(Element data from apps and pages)
-- Opening Marker --

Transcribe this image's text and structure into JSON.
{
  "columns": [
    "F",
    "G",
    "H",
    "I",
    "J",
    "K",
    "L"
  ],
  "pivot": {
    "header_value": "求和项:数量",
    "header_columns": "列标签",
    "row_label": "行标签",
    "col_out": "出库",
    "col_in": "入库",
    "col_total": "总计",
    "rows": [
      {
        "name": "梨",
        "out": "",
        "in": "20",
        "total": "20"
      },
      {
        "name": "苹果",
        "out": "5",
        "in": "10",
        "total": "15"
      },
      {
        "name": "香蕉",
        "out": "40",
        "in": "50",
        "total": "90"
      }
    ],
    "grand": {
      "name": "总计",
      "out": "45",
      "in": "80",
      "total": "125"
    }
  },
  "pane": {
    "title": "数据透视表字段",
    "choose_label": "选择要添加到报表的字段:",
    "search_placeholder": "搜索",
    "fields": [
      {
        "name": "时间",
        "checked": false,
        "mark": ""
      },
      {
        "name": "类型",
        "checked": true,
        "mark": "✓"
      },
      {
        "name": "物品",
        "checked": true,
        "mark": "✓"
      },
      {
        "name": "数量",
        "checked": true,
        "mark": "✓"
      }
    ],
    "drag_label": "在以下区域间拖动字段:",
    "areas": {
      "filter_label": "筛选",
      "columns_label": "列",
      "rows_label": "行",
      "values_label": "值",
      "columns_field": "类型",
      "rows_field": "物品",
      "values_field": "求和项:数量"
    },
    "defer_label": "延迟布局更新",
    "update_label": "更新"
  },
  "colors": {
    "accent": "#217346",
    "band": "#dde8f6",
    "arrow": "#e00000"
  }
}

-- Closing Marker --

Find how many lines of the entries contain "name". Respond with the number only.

8